Lady Glanville was particularly interested in butterflies. She collected large numbers of butterfly specimens, many of which survive as some of the earliest specimens kept in the Natural History Museum. She would beat the hedges for "a parcel of wormes", neighbours reported.

The Glanville fritillary butterfly is named after her.[1]


Eleanor Glanville was the daughter of William Goodricke and Eleanor Poyntz, a descendent of the Poyntz family, anciently feudal barons of Curry Mallet in Somerset, later of Iron Acton in Gloucestershire. She married Edmund Ashfield and after his death Richard Glanville. She pursued her interest in entomology after separating from her second husband, and tried to leave her money away from her immediate family. However, on her death, her children overturned her will, arguing that she was insane because of her hobby.[1]

In culture[edit]

In 2009, Fiona Mountain published a novel about Glanville's life.[2]


  • Mountain, Fiona (2009). The Lady of the Butterflies, New York: Putnam.
  • Russell, Sharman Apt (2003). An obsession with butterflies: our long love affair with a singular insect, Cambridge, MA: Perseus Publishing.

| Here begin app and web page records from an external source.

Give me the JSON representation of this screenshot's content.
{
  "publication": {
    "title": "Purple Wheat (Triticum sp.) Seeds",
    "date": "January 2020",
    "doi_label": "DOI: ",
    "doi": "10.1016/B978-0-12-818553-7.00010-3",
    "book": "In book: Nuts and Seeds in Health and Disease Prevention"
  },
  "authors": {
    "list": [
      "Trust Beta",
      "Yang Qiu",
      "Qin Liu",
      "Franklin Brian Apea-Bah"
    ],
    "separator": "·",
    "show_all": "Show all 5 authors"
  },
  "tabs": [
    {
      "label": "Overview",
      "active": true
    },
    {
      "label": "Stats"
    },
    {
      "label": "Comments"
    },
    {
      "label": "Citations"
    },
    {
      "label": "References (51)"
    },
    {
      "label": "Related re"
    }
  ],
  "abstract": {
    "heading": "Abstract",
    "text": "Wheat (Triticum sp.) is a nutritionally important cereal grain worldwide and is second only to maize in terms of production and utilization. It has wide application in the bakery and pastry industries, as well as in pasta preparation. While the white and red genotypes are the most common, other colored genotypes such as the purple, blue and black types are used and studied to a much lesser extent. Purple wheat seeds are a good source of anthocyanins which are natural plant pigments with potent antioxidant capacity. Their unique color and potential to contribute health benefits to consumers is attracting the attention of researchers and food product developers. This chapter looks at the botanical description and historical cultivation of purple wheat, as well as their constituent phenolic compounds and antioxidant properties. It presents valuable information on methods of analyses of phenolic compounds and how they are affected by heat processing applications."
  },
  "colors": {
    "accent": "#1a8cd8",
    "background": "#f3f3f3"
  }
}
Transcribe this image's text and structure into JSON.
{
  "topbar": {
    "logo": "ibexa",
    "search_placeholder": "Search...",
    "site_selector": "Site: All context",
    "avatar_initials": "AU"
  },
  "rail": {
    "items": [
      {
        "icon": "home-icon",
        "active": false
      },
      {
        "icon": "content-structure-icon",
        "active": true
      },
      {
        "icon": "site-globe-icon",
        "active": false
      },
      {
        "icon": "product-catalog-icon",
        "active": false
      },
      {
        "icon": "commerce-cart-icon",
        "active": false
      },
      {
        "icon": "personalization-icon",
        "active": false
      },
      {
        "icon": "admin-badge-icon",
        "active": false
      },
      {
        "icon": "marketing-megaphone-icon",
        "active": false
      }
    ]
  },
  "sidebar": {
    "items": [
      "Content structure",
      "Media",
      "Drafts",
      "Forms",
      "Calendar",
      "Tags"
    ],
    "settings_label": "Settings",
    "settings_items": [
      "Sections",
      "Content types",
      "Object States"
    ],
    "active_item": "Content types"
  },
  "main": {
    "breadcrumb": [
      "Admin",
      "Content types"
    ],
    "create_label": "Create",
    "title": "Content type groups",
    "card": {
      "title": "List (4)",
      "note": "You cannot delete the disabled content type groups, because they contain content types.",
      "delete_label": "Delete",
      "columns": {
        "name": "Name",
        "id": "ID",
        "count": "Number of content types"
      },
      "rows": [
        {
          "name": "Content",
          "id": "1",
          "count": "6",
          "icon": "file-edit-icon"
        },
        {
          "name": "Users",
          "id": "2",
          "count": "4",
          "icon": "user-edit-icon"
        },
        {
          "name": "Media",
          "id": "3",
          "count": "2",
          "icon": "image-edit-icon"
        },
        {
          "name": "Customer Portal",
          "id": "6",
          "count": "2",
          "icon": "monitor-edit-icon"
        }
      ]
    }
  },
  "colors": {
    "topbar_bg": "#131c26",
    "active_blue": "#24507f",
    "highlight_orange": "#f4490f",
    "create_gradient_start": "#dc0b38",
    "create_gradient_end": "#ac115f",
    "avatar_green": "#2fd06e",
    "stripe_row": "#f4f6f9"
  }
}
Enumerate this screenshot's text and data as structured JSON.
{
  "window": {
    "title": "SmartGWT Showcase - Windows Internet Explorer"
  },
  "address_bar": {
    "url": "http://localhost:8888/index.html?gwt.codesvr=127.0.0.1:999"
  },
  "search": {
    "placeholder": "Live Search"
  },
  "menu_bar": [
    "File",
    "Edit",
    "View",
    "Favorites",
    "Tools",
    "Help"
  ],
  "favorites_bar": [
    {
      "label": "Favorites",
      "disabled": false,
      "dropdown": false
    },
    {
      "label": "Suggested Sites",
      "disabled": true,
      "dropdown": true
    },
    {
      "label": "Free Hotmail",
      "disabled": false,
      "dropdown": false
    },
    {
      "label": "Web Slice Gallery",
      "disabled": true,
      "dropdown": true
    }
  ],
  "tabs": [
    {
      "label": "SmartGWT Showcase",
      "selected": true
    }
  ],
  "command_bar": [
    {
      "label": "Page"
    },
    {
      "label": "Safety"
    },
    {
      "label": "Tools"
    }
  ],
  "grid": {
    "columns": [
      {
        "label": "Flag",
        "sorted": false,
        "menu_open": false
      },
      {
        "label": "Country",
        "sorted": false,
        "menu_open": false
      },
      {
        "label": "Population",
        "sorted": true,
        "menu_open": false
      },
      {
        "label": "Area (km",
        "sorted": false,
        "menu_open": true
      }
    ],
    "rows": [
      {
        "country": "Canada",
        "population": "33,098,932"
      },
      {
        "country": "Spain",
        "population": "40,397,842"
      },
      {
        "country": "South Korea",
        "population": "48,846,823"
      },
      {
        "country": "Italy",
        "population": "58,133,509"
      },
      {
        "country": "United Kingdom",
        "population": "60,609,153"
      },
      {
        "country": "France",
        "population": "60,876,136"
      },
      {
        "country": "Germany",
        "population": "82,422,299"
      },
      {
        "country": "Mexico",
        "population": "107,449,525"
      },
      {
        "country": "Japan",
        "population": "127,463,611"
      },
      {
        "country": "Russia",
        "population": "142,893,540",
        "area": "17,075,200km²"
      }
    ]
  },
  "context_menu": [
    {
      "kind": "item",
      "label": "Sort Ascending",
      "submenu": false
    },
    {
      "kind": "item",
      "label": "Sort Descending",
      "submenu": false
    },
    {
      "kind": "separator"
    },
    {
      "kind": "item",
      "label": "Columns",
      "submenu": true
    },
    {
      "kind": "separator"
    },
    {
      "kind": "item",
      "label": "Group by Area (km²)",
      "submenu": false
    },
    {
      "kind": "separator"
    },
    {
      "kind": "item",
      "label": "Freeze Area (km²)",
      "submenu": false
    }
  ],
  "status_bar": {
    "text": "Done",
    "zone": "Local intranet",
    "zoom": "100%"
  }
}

  1. ^ a b "Lady Eleanor and her elusive butterfly". Pharmaceutical Journal Online. 19 September 2012. 
  2. ^ Mountain, 2009.

External links[edit]